According to PNW’s website, the project is expected to create between 600 and 700 permanent on-site and “spin off” jobs, as well as over 4,000 construction jobs. This construction is to take place around and on top of ecologically sensitive regions on Lelu Island, an island just south of Prince Rupert, and has thus earned the project condemnation from environmental advocates and First Nations groups from all across Canada.
The most vocal First Nations opponent is the Lax Kw’alaams Band who have title claim to the area and have been fighting the project for years. In 2014, they sent an open letter to Kenneth Howes, PNW’s project assessment manager, expressing their frustration with the process.
“We continue to have problems with PNW failing to direct relevant correspondence to our EA (environmental assessment) contacts as explicitly requested. We cannot understand why PNW continues to fail to follow our explicit communication protocol for their project […]. Intelligent conservation design addressing impacts would require an in-depth understanding of the Skeena system, which PNW does not have […]. It is abundantly clear the PNW project will offend Lax Kw’alaams’ aboriginal title and rights interests,” the letter reads.
In a CBC article posted on Oct. 7, Canada’s Federal Environment Minister, Catherine McKenna, said, “I am confident—with the 190 legally binding and scientifically determined conditions—that we will address the most important environmental impacts to ensure this project proceeds in the most sustainable manner possible.”

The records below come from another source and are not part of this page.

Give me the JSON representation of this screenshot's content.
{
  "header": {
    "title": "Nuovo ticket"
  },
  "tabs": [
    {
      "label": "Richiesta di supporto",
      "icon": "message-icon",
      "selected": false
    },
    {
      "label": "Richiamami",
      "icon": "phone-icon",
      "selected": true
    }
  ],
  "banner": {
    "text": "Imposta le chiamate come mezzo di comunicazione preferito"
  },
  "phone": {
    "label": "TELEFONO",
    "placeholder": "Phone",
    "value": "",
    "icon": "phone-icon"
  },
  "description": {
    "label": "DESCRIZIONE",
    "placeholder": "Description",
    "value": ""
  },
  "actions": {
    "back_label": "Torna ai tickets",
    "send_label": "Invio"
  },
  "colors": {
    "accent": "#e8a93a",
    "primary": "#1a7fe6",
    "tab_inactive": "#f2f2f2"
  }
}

The problem that this kind of doublespeak glosses over is that the entire concept of environmental sustainability is fundamentally binary. Nothing can be “more or less” sustainable than something else; it either is or it isn’t. Sustainability is like affordability in that it’s a condition, rather than a spectrum. Saying “I almost have enough money for x” is functionally equivalent to saying “I don’t have enough money for x.” You either have enough money, or you don’t. Period.
The long-term reliance on burning fossil fuels for energy is not sustainable—the LNG project is not sustainable, and in my opinion, trying to tell people that an incontrovertibly unsustainable project is trying to proceed “in the most sustainable manner possible” is intentionally misleading, and an insult to Canadians’ intelligence.
An excerpt from the Liberals’ 2015 platform manifesto, A New Plan for a Strong Middle Class, reads: “We will protect our communities from the challenges of climate change and grow our economy by making significant new investments in green infrastructure. We will fulfill our G20 commitment and phase out subsidies for the fossil fuel industry over the medium-term.”
In this context, the approval of the PNW project is a politically antithetical act that contravenes absolutely everything the Liberals committed to by making these statements, and their aversion to publicizing this decision (after delaying it for months) indicates that they were very well aware of the hypocrisy. Perhaps the phrase “sunny ways” wasn’t supposed to be a reference to a future of illuminating policy changes, but was rather a clever foreshadowing of the party’s inclination towards blinding distraction politics.